◆ **WORK ITEM**:
Each entry should be duplicated exactly, with no line missing.

□ □ □

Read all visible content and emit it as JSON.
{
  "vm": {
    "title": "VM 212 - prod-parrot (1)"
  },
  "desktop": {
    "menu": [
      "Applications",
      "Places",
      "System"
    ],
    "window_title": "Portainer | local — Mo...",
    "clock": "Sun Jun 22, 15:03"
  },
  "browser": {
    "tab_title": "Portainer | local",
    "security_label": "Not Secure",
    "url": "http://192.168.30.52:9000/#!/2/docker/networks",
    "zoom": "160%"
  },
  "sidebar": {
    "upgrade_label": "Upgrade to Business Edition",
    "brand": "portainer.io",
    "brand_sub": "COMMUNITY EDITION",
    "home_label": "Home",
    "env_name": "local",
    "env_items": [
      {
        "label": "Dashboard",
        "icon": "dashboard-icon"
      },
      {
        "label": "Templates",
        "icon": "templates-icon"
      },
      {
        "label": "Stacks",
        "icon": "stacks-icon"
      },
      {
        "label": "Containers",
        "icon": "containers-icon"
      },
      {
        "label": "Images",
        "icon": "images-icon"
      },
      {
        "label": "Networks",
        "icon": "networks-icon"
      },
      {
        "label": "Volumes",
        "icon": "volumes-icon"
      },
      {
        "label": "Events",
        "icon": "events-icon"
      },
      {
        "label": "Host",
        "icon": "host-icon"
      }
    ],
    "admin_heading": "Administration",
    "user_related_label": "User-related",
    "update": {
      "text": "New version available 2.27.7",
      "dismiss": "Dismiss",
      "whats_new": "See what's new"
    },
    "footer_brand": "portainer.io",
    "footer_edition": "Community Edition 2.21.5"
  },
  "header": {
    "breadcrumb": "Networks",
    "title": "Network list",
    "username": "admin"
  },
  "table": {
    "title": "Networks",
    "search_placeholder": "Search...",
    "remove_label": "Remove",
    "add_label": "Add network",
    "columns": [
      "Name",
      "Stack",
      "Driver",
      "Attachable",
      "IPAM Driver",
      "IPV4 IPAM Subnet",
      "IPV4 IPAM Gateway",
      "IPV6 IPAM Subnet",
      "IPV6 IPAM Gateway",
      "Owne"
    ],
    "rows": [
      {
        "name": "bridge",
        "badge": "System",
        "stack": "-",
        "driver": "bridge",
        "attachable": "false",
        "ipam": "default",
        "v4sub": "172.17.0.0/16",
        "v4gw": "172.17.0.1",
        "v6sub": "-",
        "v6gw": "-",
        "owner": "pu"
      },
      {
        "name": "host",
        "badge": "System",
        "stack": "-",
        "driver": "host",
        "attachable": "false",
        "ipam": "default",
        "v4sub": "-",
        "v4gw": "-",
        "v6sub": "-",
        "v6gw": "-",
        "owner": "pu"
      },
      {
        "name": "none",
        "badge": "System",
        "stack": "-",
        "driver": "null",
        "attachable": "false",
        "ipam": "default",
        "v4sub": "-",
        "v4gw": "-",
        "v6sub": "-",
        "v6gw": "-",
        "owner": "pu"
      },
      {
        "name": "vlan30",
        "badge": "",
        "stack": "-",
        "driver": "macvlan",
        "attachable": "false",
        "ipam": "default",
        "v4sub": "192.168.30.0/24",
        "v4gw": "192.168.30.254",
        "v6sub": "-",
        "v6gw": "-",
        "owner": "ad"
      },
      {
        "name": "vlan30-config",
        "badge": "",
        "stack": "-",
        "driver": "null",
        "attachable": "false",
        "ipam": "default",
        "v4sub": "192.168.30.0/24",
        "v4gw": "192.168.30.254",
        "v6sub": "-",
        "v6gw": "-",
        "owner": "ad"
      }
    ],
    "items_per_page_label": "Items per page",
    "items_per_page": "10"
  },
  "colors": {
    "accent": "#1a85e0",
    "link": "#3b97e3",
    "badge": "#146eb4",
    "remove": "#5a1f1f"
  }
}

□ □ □

◆ **SOLUTION TO THIS EXERCISE**:
Read all visible content and emit it as JSON.
{
  "vm": {
    "title": "VM 212 - prod-parrot (1)"
  },
  "desktop": {
    "menu": [
      "Applications",
      "Places",
      "System"
    ],
    "window_title": "Portainer | local — Mo...",
    "clock": "Sun Jun 22, 15:03"
  },
  "browser": {
    "tab_title": "Portainer | local",
    "security_label": "Not Secure",
    "url": "http://192.168.30.52:9000/#!/2/docker/networks",
    "zoom": "160%"
  },
  "sidebar": {
    "upgrade_label": "Upgrade to Business Edition",
    "brand": "portainer.io",
    "brand_sub": "COMMUNITY EDITION",
    "home_label": "Home",
    "env_name": "local",
    "env_items": [
      {
        "label": "Dashboard",
        "icon": "dashboard-icon"
      },
      {
        "label": "Templates",
        "icon": "templates-icon"
      },
      {
        "label": "Stacks",
        "icon": "stacks-icon"
      },
      {
        "label": "Containers",
        "icon": "containers-icon"
      },
      {
        "label": "Images",
        "icon": "images-icon"
      },
      {
        "label": "Networks",
        "icon": "networks-icon"
      },
      {
        "label": "Volumes",
        "icon": "volumes-icon"
      },
      {
        "label": "Events",
        "icon": "events-icon"
      },
      {
        "label": "Host",
        "icon": "host-icon"
      }
    ],
    "admin_heading": "Administration",
    "user_related_label": "User-related",
    "update": {
      "text": "New version available 2.27.7",
      "dismiss": "Dismiss",
      "whats_new": "See what's new"
    },
    "footer_brand": "portainer.io",
    "footer_edition": "Community Edition 2.21.5"
  },
  "header": {
    "breadcrumb": "Networks",
    "title": "Network list",
    "username": "admin"
  },
  "table": {
    "title": "Networks",
    "search_placeholder": "Search...",
    "remove_label": "Remove",
    "add_label": "Add network",
    "columns": [
      "Name",
      "Stack",
      "Driver",
      "Attachable",
      "IPAM Driver",
      "IPV4 IPAM Subnet",
      "IPV4 IPAM Gateway",
      "IPV6 IPAM Subnet",
      "IPV6 IPAM Gateway",
      "Owne"
    ],
    "rows": [
      {
        "name": "bridge",
        "badge": "System",
        "stack": "-",
        "driver": "bridge",
        "attachable": "false",
        "ipam": "default",
        "v4sub": "172.17.0.0/16",
        "v4gw": "172.17.0.1",
        "v6sub": "-",
        "v6gw": "-",
        "owner": "pu"
      },
      {
        "name": "host",
        "badge": "System",
        "stack": "-",
        "driver": "host",
        "attachable": "false",
        "ipam": "default",
        "v4sub": "-",
        "v4gw": "-",
        "v6sub": "-",
        "v6gw": "-",
        "owner": "pu"
      },
      {
        "name": "none",
        "badge": "System",
        "stack": "-",
        "driver": "null",
        "attachable": "false",
        "ipam": "default",
        "v4sub": "-",
        "v4gw": "-",
        "v6sub": "-",
        "v6gw": "-",
        "owner": "pu"
      },
      {
        "name": "vlan30",
        "badge": "",
        "stack": "-",
        "driver": "macvlan",
        "attachable": "false",
        "ipam": "default",
        "v4sub": "192.168.30.0/24",
        "v4gw": "192.168.30.254",
        "v6sub": "-",
        "v6gw": "-",
        "owner": "ad"
      },
      {
        "name": "vlan30-config",
        "badge": "",
        "stack": "-",
        "driver": "null",
        "attachable": "false",
        "ipam": "default",
        "v4sub": "192.168.30.0/24",
        "v4gw": "192.168.30.254",
        "v6sub": "-",
        "v6gw": "-",
        "owner": "ad"
      }
    ],
    "items_per_page_label": "Items per page",
    "items_per_page": "10"
  },
  "colors": {
    "accent": "#1a85e0",
    "link": "#3b97e3",
    "badge": "#146eb4",
    "remove": "#5a1f1f"
  }
}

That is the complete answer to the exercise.